● YOUR INSTRUCTIONS
Go through the lines below and copy any that hold the string "ACCREDITED".

● DATA FOR ANALYSIS
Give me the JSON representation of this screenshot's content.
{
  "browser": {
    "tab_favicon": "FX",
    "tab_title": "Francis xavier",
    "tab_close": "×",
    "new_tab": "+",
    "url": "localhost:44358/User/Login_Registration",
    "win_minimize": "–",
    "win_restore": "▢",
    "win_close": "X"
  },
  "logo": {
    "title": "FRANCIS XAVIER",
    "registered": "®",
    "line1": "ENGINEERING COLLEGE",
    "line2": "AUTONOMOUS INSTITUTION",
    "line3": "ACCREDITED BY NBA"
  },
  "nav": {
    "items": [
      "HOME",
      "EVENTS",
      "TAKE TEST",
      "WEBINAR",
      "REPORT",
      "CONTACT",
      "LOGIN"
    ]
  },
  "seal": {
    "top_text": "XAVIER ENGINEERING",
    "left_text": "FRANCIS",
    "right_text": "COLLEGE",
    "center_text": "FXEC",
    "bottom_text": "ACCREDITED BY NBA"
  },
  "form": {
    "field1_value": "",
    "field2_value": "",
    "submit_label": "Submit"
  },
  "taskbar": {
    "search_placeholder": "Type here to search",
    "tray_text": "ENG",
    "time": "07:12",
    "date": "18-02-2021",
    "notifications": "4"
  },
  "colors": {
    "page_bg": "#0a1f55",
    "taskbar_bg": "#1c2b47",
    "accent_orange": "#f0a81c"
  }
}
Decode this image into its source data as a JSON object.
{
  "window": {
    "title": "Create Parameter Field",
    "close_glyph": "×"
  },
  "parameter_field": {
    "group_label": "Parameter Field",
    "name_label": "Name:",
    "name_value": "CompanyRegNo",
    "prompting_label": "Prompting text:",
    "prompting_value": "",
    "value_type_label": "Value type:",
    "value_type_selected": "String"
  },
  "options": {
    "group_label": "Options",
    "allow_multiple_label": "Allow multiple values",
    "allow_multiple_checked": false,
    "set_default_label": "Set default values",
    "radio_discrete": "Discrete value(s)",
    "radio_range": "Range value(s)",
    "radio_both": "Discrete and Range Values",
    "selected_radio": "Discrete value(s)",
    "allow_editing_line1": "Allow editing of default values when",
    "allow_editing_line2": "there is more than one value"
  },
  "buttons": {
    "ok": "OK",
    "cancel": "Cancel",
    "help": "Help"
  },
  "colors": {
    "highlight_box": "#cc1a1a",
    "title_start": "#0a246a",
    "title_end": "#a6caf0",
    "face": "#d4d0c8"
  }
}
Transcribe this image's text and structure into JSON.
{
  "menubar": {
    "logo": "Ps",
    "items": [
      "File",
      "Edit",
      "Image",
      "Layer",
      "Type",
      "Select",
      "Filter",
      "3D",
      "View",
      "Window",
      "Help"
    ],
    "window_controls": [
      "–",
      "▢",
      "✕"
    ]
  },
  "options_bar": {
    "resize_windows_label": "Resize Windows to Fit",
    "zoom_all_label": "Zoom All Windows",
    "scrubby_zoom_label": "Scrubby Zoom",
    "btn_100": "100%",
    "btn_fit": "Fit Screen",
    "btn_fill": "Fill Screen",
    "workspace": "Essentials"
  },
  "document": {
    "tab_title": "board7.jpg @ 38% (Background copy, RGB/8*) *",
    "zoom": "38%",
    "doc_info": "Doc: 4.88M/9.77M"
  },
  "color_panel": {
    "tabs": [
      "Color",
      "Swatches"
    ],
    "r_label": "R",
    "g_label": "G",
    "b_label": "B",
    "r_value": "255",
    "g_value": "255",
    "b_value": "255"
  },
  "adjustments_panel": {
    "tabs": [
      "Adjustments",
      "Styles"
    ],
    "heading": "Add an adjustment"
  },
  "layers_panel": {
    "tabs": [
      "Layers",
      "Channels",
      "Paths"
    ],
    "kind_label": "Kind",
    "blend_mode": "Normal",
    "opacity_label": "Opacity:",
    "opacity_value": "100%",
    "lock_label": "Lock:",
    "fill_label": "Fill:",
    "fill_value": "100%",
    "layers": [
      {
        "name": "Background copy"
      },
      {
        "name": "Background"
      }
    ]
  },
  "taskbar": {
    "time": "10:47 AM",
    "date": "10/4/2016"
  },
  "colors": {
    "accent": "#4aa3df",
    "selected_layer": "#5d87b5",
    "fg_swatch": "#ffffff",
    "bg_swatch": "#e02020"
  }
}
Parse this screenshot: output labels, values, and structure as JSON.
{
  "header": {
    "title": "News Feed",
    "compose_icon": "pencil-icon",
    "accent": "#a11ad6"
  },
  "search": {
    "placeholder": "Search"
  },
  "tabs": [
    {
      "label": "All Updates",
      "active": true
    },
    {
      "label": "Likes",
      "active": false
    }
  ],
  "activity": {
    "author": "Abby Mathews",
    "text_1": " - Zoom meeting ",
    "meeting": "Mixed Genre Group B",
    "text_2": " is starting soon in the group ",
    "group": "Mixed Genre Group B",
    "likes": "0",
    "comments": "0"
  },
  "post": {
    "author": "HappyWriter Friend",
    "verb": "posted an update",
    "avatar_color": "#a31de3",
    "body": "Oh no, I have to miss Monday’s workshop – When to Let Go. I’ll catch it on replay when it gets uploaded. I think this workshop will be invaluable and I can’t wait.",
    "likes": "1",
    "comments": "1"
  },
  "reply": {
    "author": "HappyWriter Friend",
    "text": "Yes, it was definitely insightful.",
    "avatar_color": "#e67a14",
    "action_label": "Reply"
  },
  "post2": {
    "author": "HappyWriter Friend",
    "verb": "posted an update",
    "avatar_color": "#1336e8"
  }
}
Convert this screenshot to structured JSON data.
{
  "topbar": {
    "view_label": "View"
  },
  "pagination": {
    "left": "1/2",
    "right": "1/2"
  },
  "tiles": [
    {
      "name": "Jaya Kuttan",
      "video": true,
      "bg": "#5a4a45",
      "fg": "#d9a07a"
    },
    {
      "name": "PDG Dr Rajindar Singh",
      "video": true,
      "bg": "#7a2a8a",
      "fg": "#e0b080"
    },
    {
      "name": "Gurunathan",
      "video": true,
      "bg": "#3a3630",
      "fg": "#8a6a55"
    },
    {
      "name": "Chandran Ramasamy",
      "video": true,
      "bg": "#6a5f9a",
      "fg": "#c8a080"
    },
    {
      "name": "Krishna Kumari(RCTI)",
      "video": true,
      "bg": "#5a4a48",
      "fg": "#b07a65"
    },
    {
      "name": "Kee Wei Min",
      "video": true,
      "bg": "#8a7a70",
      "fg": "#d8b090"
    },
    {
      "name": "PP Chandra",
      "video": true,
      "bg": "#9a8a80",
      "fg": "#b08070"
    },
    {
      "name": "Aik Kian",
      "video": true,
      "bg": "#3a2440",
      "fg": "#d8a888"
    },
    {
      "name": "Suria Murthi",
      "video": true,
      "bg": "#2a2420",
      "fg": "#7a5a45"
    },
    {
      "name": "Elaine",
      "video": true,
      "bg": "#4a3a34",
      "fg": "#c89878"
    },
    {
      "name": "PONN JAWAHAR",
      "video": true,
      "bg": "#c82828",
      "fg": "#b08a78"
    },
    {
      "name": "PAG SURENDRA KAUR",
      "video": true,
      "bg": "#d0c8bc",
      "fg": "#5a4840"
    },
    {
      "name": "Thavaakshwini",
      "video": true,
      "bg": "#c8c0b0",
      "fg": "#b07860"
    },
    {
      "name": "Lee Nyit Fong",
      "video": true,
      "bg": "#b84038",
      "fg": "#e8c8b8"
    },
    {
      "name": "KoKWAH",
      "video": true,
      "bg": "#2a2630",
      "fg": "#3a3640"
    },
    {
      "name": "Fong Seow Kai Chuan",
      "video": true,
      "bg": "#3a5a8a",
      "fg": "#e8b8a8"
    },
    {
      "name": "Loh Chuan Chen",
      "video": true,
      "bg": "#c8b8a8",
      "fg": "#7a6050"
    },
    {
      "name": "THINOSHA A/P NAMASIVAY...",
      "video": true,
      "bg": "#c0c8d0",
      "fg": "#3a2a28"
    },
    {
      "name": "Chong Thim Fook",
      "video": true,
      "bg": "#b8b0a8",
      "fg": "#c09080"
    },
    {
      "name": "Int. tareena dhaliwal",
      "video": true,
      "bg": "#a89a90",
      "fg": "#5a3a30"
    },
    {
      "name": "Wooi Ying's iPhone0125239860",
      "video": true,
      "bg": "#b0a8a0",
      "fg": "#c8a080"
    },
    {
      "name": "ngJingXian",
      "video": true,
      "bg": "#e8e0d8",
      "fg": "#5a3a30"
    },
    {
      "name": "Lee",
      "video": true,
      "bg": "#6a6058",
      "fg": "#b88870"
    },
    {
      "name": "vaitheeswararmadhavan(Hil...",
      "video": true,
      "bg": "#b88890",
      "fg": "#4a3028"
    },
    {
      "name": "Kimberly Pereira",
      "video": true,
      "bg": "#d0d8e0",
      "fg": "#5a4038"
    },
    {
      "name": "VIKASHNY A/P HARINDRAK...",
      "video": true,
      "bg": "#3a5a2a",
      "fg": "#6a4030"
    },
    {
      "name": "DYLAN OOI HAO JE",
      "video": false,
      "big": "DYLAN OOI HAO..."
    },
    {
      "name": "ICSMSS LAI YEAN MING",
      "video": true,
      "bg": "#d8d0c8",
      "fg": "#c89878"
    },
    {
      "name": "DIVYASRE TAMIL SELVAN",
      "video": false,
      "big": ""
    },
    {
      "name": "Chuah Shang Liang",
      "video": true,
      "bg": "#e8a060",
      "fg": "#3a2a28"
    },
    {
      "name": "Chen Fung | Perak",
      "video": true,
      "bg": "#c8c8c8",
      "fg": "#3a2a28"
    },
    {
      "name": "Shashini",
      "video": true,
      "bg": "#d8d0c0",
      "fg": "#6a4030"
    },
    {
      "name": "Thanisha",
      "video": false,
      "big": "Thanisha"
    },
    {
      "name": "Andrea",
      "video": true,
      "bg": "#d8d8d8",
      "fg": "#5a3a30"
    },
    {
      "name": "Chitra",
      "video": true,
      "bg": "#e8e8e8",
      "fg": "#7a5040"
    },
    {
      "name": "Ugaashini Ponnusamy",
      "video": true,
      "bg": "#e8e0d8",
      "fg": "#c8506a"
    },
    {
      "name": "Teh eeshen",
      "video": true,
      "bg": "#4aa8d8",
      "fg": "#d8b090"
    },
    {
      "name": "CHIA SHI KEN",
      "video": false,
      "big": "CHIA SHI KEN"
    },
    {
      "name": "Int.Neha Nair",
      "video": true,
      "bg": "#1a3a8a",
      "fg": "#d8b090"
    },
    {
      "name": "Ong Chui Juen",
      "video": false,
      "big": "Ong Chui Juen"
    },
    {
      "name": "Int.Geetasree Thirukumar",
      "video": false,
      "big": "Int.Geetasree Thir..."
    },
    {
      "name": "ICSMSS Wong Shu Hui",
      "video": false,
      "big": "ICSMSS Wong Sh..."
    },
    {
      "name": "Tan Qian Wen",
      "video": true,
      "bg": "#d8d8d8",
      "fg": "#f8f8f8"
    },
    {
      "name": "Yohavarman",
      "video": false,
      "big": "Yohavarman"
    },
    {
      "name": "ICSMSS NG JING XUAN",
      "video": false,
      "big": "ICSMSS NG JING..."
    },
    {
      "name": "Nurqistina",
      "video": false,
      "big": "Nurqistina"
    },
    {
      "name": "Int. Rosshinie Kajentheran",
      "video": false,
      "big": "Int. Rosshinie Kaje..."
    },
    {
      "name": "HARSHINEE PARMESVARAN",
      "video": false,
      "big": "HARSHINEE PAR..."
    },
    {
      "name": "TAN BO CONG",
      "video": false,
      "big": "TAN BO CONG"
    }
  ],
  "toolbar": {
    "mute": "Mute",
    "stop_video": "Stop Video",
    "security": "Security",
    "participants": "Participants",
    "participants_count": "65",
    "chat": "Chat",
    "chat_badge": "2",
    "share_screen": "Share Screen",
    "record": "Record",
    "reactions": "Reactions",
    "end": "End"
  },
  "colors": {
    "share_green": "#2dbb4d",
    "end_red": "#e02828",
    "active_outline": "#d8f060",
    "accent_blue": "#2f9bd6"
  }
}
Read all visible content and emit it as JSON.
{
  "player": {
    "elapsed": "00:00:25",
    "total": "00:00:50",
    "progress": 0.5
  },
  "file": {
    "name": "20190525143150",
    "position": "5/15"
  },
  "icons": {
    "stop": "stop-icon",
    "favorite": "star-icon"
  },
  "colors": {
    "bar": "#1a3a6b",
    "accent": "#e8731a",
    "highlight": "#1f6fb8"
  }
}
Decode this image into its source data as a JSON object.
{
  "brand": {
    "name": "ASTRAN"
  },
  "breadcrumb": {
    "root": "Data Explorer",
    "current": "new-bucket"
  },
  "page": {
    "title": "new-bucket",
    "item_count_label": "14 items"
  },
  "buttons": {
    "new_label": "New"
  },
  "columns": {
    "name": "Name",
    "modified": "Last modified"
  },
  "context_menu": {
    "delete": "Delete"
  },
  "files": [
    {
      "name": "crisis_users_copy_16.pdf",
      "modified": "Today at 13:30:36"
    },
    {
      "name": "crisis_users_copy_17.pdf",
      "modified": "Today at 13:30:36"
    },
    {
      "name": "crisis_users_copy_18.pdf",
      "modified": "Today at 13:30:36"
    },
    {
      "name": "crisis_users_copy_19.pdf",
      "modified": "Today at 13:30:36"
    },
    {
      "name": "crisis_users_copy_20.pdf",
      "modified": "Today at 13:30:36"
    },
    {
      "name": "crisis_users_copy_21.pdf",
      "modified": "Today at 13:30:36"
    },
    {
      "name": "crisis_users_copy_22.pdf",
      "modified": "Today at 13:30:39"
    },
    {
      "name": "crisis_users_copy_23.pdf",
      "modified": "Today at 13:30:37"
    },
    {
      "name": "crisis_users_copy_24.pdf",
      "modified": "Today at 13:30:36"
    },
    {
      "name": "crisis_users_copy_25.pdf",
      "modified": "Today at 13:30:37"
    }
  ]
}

● ANSWER BOX
    "line3": "ACCREDITED BY NBA"
    "bottom_text": "ACCREDITED BY NBA"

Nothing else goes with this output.